New analysis from the national Center on Budget and Policy Priorities (CBPP) demonstrates that the American Health Care Act (AHCA), as passed by the US House of Representatives, would undermine every part of the health care system in rural areas including most of Maine. By rolling back Medicaid expansion, allowing age-based price discrimination by insurers, and allowing states to waive requirements to cover pre-existing conditions, the AHCA threatens the health of tens of thousands of rural Mainers, as well as the finances of Maine hospitals.
The CBPP report shows that Medicaid expansion has particularly benefitted rural residents of the 31 states or territories that have adopted it. Before passage of the Affordable Care Act (ACA), rural Americans, including rural Mainers, were less likely to have health insurance, and more likely to have serious health conditions. Lack of insurance led to poorer care, which created a vicious cycle of rising costs of care and insurance, leading to even less access to care.

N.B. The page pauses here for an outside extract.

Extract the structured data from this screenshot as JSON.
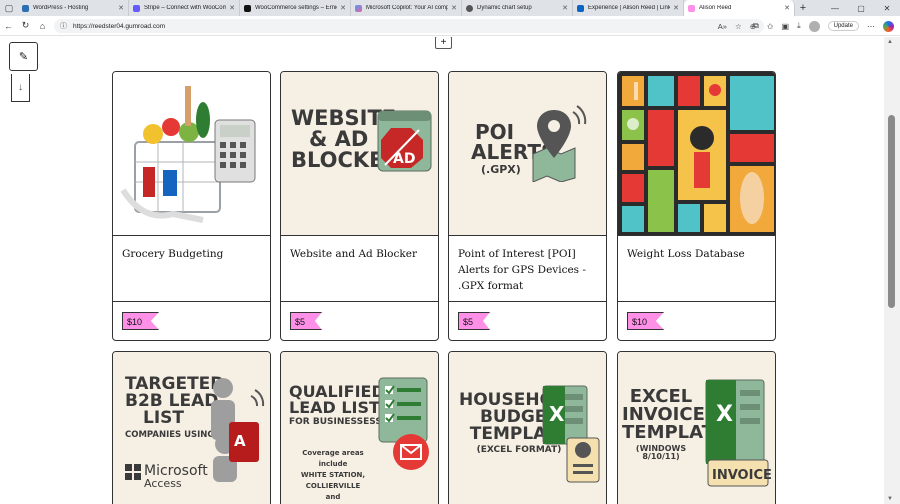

The ACA expanded the reach of Medicaid program in rural America to the lowest-earning families including self-employed farmers, fishermen, and contractors, and provided income-based tax credits to offset the higher cost of private insurance coverage for many more. Since passage of the ACA, rural Americans have seen the biggest gains in insurance coverage, and Medicaid expansion states have seen bigger gains than non-expansion states.
Medicaid expansion has also helped rural hospitals, which have long struggled with serving an under-insured population. Uncompensated care costs as a share of all hospital operating budgets fell by about half between 2013 and 2015 in expansion states. These reductions have been even larger for rural hospitals. Average operating margins in expansion states increased by 1% for urban hospitals, but 4% for rural hospitals.
Since 2010, 78 rural hospitals have closed, most of which have been in states which didn’t increase Medicaid coverage. Fully half of Maine’s hospitals operated at a loss in 2016, and many fear the consequences of a repeal of the ACA’s provisions that increased insurance coverage. Thirteen of the state’s largest employers are hospitals, and any layoffs or closures would have serious economic effects, in addition to the reduction in health care availability.
Beyond taking away Maine’s ability to benefit from Medicaid expansion, the AHCA would directly impact rural Mainers’ ability to purchase private health insurance. Most (57%) of the Mainers who buy insurance through Healthcare.gov live in rural areas. For these individuals, the AHCA’s new tax credits for purchasing individual market coverage are greatly inadequate. As MECEP previously showed, the changes to tax credits in the AHCA would result in some rural Mainers paying 1,500% more in premiums. Further hardships would be imposed by the AHCA’s removal of cost-sharing provisions for low-income Americans.
Annual Costs to Rural Mainers using Healthcare.gov
|ACA tax credit||AHCA tax credit||Difference|
|ACA premium||AHCA premium||Difference|
|60 year-old, income of $22,000||$1,183||$10,012||+ $8,829|
|Net premium increase||Increase via elimination of cost-sharing provisions||Total increase in costs|
Source: CBPP report
Finally, the House bill gives states and insurers a dangerous amount of discretion to increase prices at the expense of older, sicker Mainers. One provision – which proponents took from Maine’s unsuccessful attempts at pre-ACA reforms – would allow insurers to charge premiums that are five times higher than they charge younger people, based solely on age. Another would allow states to waive the current law that protects people with pre-existing conditions. For rural Maine where heart disease, cancer, and other chronic conditions are particularly prevalent, this provision threatens even larger increases in health care costs.
The American Health Care Act poses a risk to the health and financial well-being of all Americans, but its burdens would fall particularly hard on rural Americans and practitioners in rural areas. In Maine, where health insurance costs are already relatively high and hospitals are struggling to break even, the threats are even greater. Maine’s legislative delegation to Washington must ensure that this harmful legislation is not allowed to wreak havoc on Mainers’ health, pocket-books, and jobs.